• _What this task involves_
Set the records down again in full, with every word kept.

========

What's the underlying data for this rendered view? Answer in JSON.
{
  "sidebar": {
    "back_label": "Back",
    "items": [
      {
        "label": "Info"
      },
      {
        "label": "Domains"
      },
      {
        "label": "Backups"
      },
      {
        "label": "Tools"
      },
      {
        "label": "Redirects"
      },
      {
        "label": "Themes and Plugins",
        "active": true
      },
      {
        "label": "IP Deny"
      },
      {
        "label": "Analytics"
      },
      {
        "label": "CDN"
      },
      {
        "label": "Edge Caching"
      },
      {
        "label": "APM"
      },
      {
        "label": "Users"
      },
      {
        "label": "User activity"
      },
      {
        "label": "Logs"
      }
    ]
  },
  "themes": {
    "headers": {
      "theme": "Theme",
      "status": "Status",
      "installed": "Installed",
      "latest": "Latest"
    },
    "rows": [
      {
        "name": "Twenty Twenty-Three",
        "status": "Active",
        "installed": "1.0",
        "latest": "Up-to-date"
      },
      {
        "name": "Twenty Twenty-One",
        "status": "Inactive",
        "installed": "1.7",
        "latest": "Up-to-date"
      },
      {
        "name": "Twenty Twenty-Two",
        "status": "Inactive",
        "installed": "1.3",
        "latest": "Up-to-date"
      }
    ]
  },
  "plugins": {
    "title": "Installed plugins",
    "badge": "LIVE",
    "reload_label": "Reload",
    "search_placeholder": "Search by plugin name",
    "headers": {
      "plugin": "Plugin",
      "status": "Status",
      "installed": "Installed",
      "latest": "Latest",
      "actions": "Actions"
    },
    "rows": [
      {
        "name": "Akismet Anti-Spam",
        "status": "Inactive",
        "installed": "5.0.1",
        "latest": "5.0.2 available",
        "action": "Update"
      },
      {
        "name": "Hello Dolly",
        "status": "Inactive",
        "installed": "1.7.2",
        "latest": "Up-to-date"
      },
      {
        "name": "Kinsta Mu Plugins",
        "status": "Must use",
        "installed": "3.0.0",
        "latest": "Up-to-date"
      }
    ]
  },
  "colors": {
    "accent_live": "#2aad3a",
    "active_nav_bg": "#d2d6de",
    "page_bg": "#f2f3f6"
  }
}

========

• _Answer to this exercise_
What's the underlying data for this rendered view? Answer in JSON.
{
  "sidebar": {
    "back_label": "Back",
    "items": [
      {
        "label": "Info"
      },
      {
        "label": "Domains"
      },
      {
        "label": "Backups"
      },
      {
        "label": "Tools"
      },
      {
        "label": "Redirects"
      },
      {
        "label": "Themes and Plugins",
        "active": true
      },
      {
        "label": "IP Deny"
      },
      {
        "label": "Analytics"
      },
      {
        "label": "CDN"
      },
      {
        "label": "Edge Caching"
      },
      {
        "label": "APM"
      },
      {
        "label": "Users"
      },
      {
        "label": "User activity"
      },
      {
        "label": "Logs"
      }
    ]
  },
  "themes": {
    "headers": {
      "theme": "Theme",
      "status": "Status",
      "installed": "Installed",
      "latest": "Latest"
    },
    "rows": [
      {
        "name": "Twenty Twenty-Three",
        "status": "Active",
        "installed": "1.0",
        "latest": "Up-to-date"
      },
      {
        "name": "Twenty Twenty-One",
        "status": "Inactive",
        "installed": "1.7",
        "latest": "Up-to-date"
      },
      {
        "name": "Twenty Twenty-Two",
        "status": "Inactive",
        "installed": "1.3",
        "latest": "Up-to-date"
      }
    ]
  },
  "plugins": {
    "title": "Installed plugins",
    "badge": "LIVE",
    "reload_label": "Reload",
    "search_placeholder": "Search by plugin name",
    "headers": {
      "plugin": "Plugin",
      "status": "Status",
      "installed": "Installed",
      "latest": "Latest",
      "actions": "Actions"
    },
    "rows": [
      {
        "name": "Akismet Anti-Spam",
        "status": "Inactive",
        "installed": "5.0.1",
        "latest": "5.0.2 available",
        "action": "Update"
      },
      {
        "name": "Hello Dolly",
        "status": "Inactive",
        "installed": "1.7.2",
        "latest": "Up-to-date"
      },
      {
        "name": "Kinsta Mu Plugins",
        "status": "Must use",
        "installed": "3.0.0",
        "latest": "Up-to-date"
      }
    ]
  },
  "colors": {
    "accent_live": "#2aad3a",
    "active_nav_bg": "#d2d6de",
    "page_bg": "#f2f3f6"
  }
}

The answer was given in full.